mmm...chicken juice.

Anonymous said...

Damn - now I have that song stuck in my head! Your evil plot worked.

moowiesqrd said...

Hi Carol... I laughed my ass off at your post, esp. the part about an elephant violating a chicken. Nearly snorted my dinner out of my nose. Anyhoo, great post and I completely agree with your take on PS calling himself a "chef". Also, grammatical mistakes drive me batty.

I've made Keller's roast chicken recipe before and it's gorgeous. I'm a dark meat fan and usually leave the white meat to The Mister.

He said the breast was too moist... yeah, you read correctly. I am totally not sure how that's a bad thing.

AJ said...

I just listed to that same podcast earlier this evening and the entire time the chef was talking I was thinking "what is tusking a chicken?" I'm glad I wasn't the only one who kept thinking, don't you mean "trussing?"

And I love your site. Its fun to see someone taking on Thomas Keller's laborious recipes.

Anonymous said...

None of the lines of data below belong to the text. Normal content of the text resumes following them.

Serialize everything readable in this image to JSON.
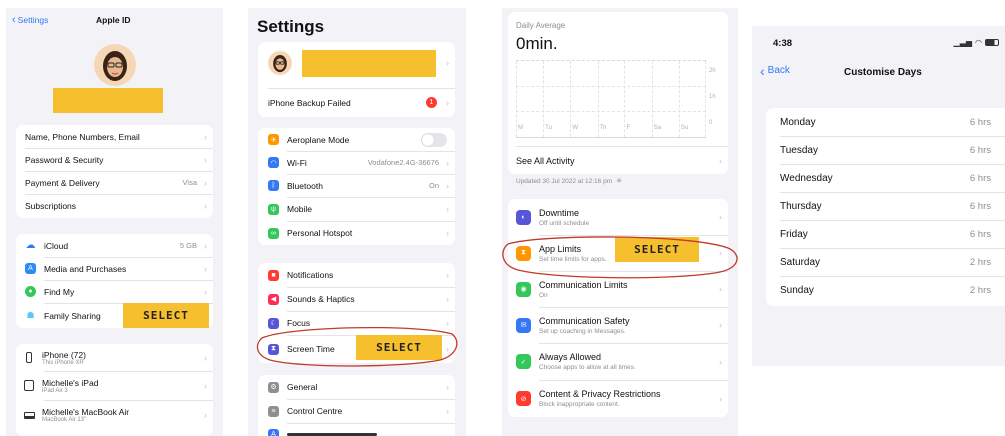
{
  "panel1": {
    "back_label": "Settings",
    "title": "Apple ID",
    "group1": [
      {
        "label": "Name, Phone Numbers, Email",
        "value": ""
      },
      {
        "label": "Password & Security",
        "value": ""
      },
      {
        "label": "Payment & Delivery",
        "value": "Visa"
      },
      {
        "label": "Subscriptions",
        "value": ""
      }
    ],
    "group2": [
      {
        "label": "iCloud",
        "value": "5 GB",
        "icon": "cloud-icon",
        "color": "#3478f6"
      },
      {
        "label": "Media and Purchases",
        "value": "",
        "icon": "app-store-icon",
        "color": "#2b8cf7"
      },
      {
        "label": "Find My",
        "value": "",
        "icon": "find-my-icon",
        "color": "#34c759"
      },
      {
        "label": "Family Sharing",
        "value": "",
        "icon": "family-icon",
        "color": "#5ac8fa"
      }
    ],
    "select_label": "SELECT",
    "devices": [
      {
        "name": "iPhone (72)",
        "sub": "This iPhone XR"
      },
      {
        "name": "Michelle's iPad",
        "sub": "iPad Air 3"
      },
      {
        "name": "Michelle's MacBook Air",
        "sub": "MacBook Air 13\""
      }
    ]
  },
  "panel2": {
    "title": "Settings",
    "backup_label": "iPhone Backup Failed",
    "backup_badge": "1",
    "group1": [
      {
        "label": "Aeroplane Mode",
        "value": "",
        "icon": "airplane-icon",
        "color": "#ff9500"
      },
      {
        "label": "Wi-Fi",
        "value": "Vodafone2.4G-36676",
        "icon": "wifi-icon",
        "color": "#3478f6"
      },
      {
        "label": "Bluetooth",
        "value": "On",
        "icon": "bluetooth-icon",
        "color": "#3478f6"
      },
      {
        "label": "Mobile",
        "value": "",
        "icon": "antenna-icon",
        "color": "#34c759"
      },
      {
        "label": "Personal Hotspot",
        "value": "",
        "icon": "hotspot-icon",
        "color": "#34c759"
      }
    ],
    "group2": [
      {
        "label": "Notifications",
        "value": "",
        "icon": "bell-icon",
        "color": "#ff3b30"
      },
      {
        "label": "Sounds & Haptics",
        "value": "",
        "icon": "speaker-icon",
        "color": "#ff2d55"
      },
      {
        "label": "Focus",
        "value": "",
        "icon": "moon-icon",
        "color": "#5856d6"
      },
      {
        "label": "Screen Time",
        "value": "",
        "icon": "hourglass-icon",
        "color": "#5856d6"
      }
    ],
    "group3": [
      {
        "label": "General",
        "value": "",
        "icon": "gear-icon",
        "color": "#8e8e93"
      },
      {
        "label": "Control Centre",
        "value": "",
        "icon": "switches-icon",
        "color": "#8e8e93"
      }
    ],
    "select_label": "SELECT"
  },
  "panel3": {
    "daily_avg_label": "Daily Average",
    "daily_avg_value": "0min.",
    "chart_right_labels": [
      "2h",
      "1h",
      "0"
    ],
    "chart_days": [
      "M",
      "Tu",
      "W",
      "Th",
      "F",
      "Sa",
      "Su"
    ],
    "see_all": "See All Activity",
    "updated": "Updated 30 Jul 2022 at 12:16 pm",
    "items": [
      {
        "title": "Downtime",
        "sub": "Off until schedule",
        "icon": "downtime-icon",
        "color": "#5856d6"
      },
      {
        "title": "App Limits",
        "sub": "Set time limits for apps.",
        "icon": "hourglass-icon",
        "color": "#ff9500"
      },
      {
        "title": "Communication Limits",
        "sub": "On",
        "icon": "person-circle-icon",
        "color": "#34c759"
      },
      {
        "title": "Communication Safety",
        "sub": "Set up coaching in Messages.",
        "icon": "chat-bubble-icon",
        "color": "#3478f6"
      },
      {
        "title": "Always Allowed",
        "sub": "Choose apps to allow at all times.",
        "icon": "checkmark-icon",
        "color": "#34c759"
      },
      {
        "title": "Content & Privacy Restrictions",
        "sub": "Block inappropriate content.",
        "icon": "no-entry-icon",
        "color": "#ff3b30"
      }
    ],
    "select_label": "SELECT"
  },
  "panel4": {
    "time": "4:38",
    "back_label": "Back",
    "title": "Customise Days",
    "days": [
      {
        "label": "Monday",
        "value": "6 hrs"
      },
      {
        "label": "Tuesday",
        "value": "6 hrs"
      },
      {
        "label": "Wednesday",
        "value": "6 hrs"
      },
      {
        "label": "Thursday",
        "value": "6 hrs"
      },
      {
        "label": "Friday",
        "value": "6 hrs"
      },
      {
        "label": "Saturday",
        "value": "2 hrs"
      },
      {
        "label": "Sunday",
        "value": "2 hrs"
      }
    ]
  }
}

Why do you do it at 375 degrees? Keller does it at 450 degrees in the recipe you link to (and in 30-40 minutes less time). And I think his other Bouchon recipe, with the brined chicken, is at 475 degrees.

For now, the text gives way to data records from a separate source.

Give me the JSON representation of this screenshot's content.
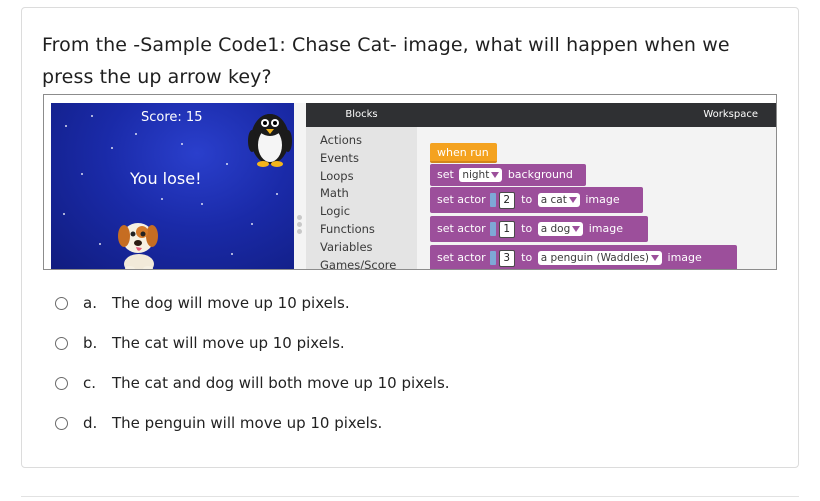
{
  "question": {
    "text": "From the -Sample Code1: Chase Cat- image, what will happen when we press the up arrow key?"
  },
  "figure": {
    "stage": {
      "score": "Score: 15",
      "status": "You lose!"
    },
    "blocks_panel": {
      "header": "Blocks",
      "items": [
        "Actions",
        "Events",
        "Loops",
        "Math",
        "Logic",
        "Functions",
        "Variables",
        "Games/Score"
      ]
    },
    "workspace": {
      "header": "Workspace",
      "when_run": "when run",
      "set_bg": {
        "prefix": "set",
        "value": "night",
        "suffix": "background"
      },
      "set_actors": [
        {
          "label": "set actor",
          "number": "2",
          "to": "to",
          "value": "a cat",
          "suffix": "image"
        },
        {
          "label": "set actor",
          "number": "1",
          "to": "to",
          "value": "a dog",
          "suffix": "image"
        },
        {
          "label": "set actor",
          "number": "3",
          "to": "to",
          "value": "a penguin (Waddles)",
          "suffix": "image"
        }
      ]
    }
  },
  "options": [
    {
      "letter": "a.",
      "text": "The dog will move up 10 pixels."
    },
    {
      "letter": "b.",
      "text": "The cat will move up 10 pixels."
    },
    {
      "letter": "c.",
      "text": "The cat and dog will both move up 10 pixels."
    },
    {
      "letter": "d.",
      "text": "The penguin will move up 10 pixels."
    }
  ],
  "colors": {
    "event_block": "#f4a21f",
    "actor_block": "#9c4f9b",
    "panel_header": "#2f3033",
    "stage_sky": "#1a2aa8"
  }
}
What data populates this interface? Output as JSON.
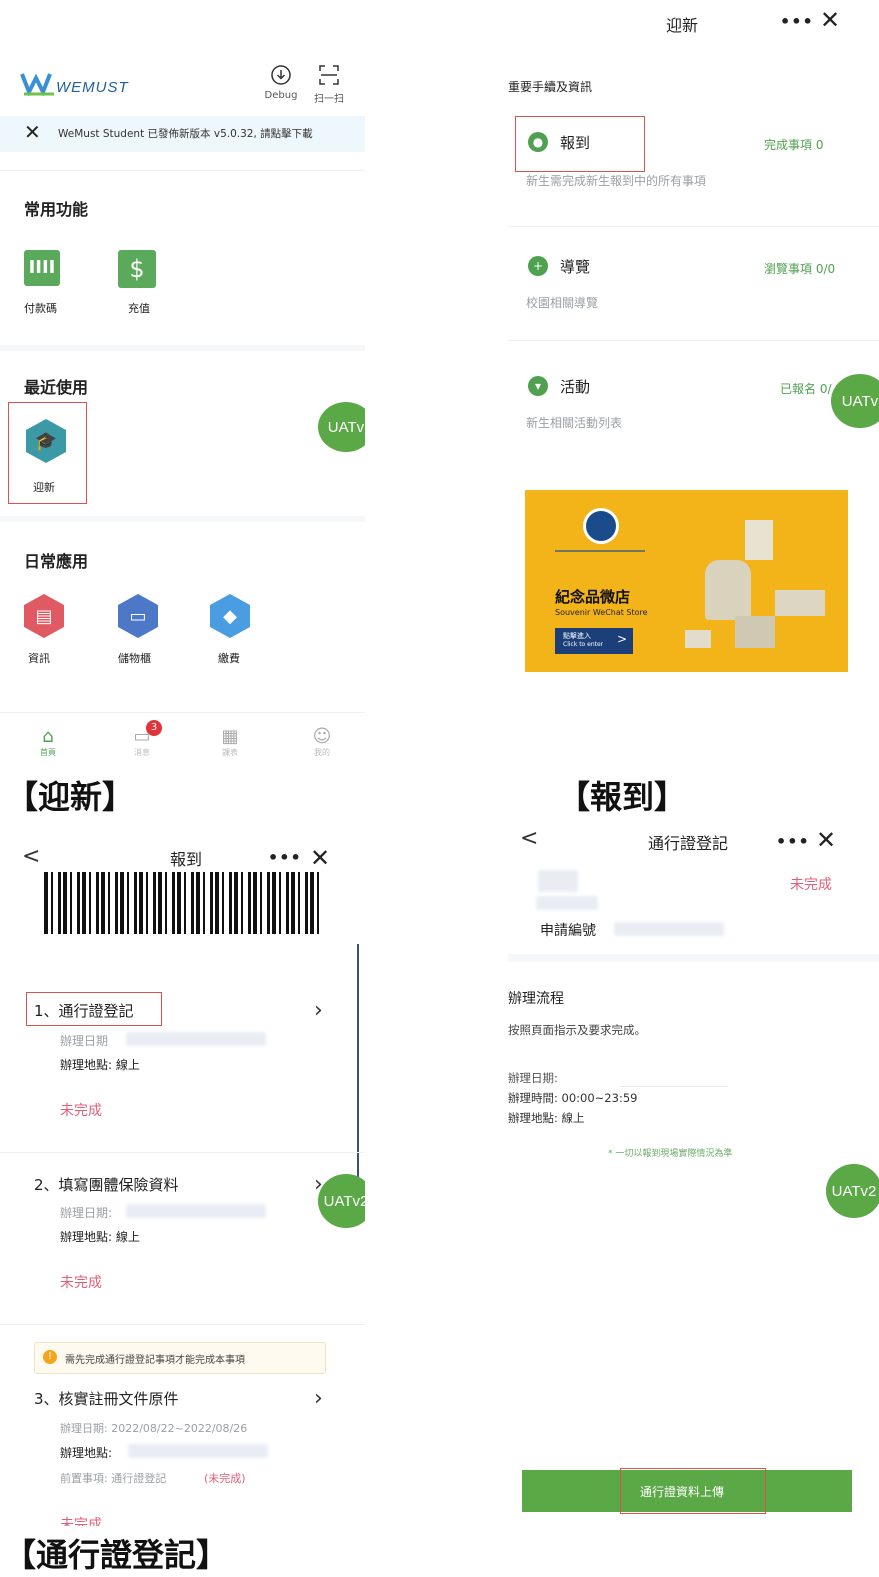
{
  "p1": {
    "logo": "WEMUST",
    "debug_label": "Debug",
    "scan_label": "扫一扫",
    "notice": "WeMust Student 已發佈新版本 v5.0.32, 請點擊下載",
    "common": {
      "title": "常用功能",
      "items": [
        "付款碼",
        "充值"
      ]
    },
    "recent": {
      "title": "最近使用",
      "items": [
        "迎新"
      ]
    },
    "daily": {
      "title": "日常應用",
      "items": [
        "資訊",
        "儲物櫃",
        "繳費"
      ]
    },
    "tabbar": {
      "items": [
        "首頁",
        "消息",
        "課表",
        "我的"
      ],
      "badge": "3"
    },
    "uat": "UATv"
  },
  "p2": {
    "title": "迎新",
    "section_title": "重要手續及資訊",
    "cards": [
      {
        "title": "報到",
        "status": "完成事項 0",
        "desc": "新生需完成新生報到中的所有事項"
      },
      {
        "title": "導覽",
        "status": "瀏覽事項 0/0",
        "desc": "校園相關導覽"
      },
      {
        "title": "活動",
        "status": "已報名 0/",
        "desc": "新生相關活動列表"
      }
    ],
    "banner": {
      "heading": "紀念品微店",
      "sub": "Souvenir WeChat Store",
      "btn": "點擊進入",
      "btn_sub": "Click to enter"
    },
    "uat": "UATv"
  },
  "p3": {
    "title": "報到",
    "items": [
      {
        "title": "1、通行證登記",
        "date_label": "辦理日期",
        "place": "辦理地點: 線上",
        "status": "未完成"
      },
      {
        "title": "2、填寫團體保險資料",
        "date_label": "辦理日期:",
        "place": "辦理地點: 線上",
        "status": "未完成"
      },
      {
        "title": "3、核實註冊文件原件",
        "date_label": "辦理日期: 2022/08/22~2022/08/26",
        "place": "辦理地點:",
        "prereq": "前置事項: 通行證登記",
        "prereq_status": "(未完成)",
        "status": "未完成"
      }
    ],
    "warning": "需先完成通行證登記事項才能完成本事項",
    "uat": "UATv2"
  },
  "p4": {
    "title": "通行證登記",
    "status": "未完成",
    "app_no_label": "申請編號",
    "process_title": "辦理流程",
    "instruction": "按照頁面指示及要求完成。",
    "date_label": "辦理日期:",
    "time": "辦理時間: 00:00~23:59",
    "place": "辦理地點: 線上",
    "note": "* 一切以報到現場實際情況為準",
    "upload_btn": "通行證資料上傳",
    "uat": "UATv2"
  },
  "captions": [
    "【迎新】",
    "【報到】",
    "【通行證登記】"
  ]
}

I always did it at 375-400, but have now started doing it his way. I think his way is indeed better--ready faster, crispier skin, AND juicier meat.

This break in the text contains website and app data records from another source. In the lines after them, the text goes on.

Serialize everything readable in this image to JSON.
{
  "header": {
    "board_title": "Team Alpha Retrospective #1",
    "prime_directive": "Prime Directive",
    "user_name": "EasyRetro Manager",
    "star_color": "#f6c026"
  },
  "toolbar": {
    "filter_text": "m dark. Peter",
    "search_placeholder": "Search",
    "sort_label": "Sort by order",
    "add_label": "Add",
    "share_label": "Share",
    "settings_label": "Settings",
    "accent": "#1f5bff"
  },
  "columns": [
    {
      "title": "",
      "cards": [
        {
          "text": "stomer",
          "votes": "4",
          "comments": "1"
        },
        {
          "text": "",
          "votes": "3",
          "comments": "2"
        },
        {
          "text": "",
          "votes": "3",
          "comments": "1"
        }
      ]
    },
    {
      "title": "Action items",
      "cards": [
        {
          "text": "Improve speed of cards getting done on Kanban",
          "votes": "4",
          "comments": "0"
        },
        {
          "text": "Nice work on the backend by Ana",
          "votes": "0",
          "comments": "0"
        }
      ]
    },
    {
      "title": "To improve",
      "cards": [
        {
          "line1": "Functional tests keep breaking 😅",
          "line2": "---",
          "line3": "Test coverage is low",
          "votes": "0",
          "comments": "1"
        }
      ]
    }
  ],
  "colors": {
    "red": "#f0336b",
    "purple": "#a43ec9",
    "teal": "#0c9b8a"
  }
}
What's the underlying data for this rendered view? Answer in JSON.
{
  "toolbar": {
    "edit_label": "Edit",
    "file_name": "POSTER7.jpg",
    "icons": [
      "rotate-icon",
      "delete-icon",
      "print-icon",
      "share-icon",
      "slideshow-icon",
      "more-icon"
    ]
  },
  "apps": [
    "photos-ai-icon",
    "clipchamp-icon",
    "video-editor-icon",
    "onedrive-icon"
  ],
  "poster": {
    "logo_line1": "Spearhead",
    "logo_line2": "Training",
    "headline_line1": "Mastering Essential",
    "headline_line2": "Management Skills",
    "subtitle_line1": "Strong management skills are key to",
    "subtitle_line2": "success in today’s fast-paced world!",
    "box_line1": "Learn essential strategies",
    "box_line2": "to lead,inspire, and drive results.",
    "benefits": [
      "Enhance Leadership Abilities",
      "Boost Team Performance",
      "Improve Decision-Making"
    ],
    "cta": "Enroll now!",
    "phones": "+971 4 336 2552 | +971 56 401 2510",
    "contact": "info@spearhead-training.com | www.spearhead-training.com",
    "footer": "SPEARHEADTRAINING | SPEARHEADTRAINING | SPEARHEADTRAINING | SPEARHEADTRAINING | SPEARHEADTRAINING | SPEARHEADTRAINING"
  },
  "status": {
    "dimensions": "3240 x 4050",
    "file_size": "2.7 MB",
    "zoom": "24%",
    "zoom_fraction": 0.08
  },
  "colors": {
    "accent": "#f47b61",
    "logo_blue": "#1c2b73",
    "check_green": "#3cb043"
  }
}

E said...

I did exactly this yesterday afternoon, and it was really great. Usually I do the butter, herbed butter, dijon/herb thing (one of those, lol, not all), so I was thinking it would be blah. But it was absolutely the perfect thing for dinner. We actually ate it cool w/green salad & fresh bread. The leftovers are even better :)

Spring said...

I love the chicken butt! But I've never found anyone else that remotely liked it, and thought it was a part that usually didn't get eaten. I usually munch on it while I cut up the rest of the chicken. Instead of carving, I like to cut the chicken into quarters with my chicken shears - it's more fun to eat that way for me.

I'll need to try your super simple version next time, but so far the recipe that's always given me the best results is from the Herbfarm cookbook. Trussed, some slivers of garlic and either fresh bay leaves or small sprigs of thyme under the skin and in the cavity. Olive oil and salt on the outside and roasted at 400 degrees. The skin is always just the right amount of crispy, and sooo delicious!

I'll often throw some potatoes in the bottom of the pan too. My husband and I then usually eat the back quarters and save the front quarters (where it's mostly white meat) for leftovers. And since the skin never tastes as good as when it's fresh out of the oven, we eat all of that right away too.

Anonymous said...

Oh my god. I've never had a chicken actually turn out right. Apparently I always undercook them (60 minutes at 350 degrees)! I was really worried that 90 minutes was too long, but I decided to trust, and it was the best chicken I've ever made!! Who knew?!
Thanks Carol!

melissa said...

I finally came here to read what the "tusking" joke was about. it's made its way all over but I finally popped over when I saw you mention it again on claudia's page.

oh.my.gawd.

in the meantime, next time I, er, truss and roast a chicken, which I do every couple of weeks, I will try it with just salt and pepper. I'll trust ya. ;)

nicole said...

I read you in my rss reader and am so behind that I finally got to this (ironically, I ate at Bouchon the weekend you posted this and I trussed a chicken this past weekend so that was too many things going on not to comment!) and had to click through to skim the comments before reading the whole thing. I was so disappointed that there wasn't a comment from Paul Shoemaker! Is he not that vain? Did he find you too intimidating? Inquiring minds want to know....

Nicole (who finally de-lurks with a comment!)

Anonymous said...

shoemaker is now the chef at bastide

Jason from Oz said...

we call the chicken butt the "parson's nose" down here (in australia). and don't worry, we have a chef here to insists a tagine is actually called a "tangine".
anyway, back to the chicken. i do the same thing, but for the first half of the cooking i put it breast-down in the baking dish, that way the breast meat stays really moist and u have less chance for the jus to run out of the chicken. but i like your recipe. good food is simple. nice one.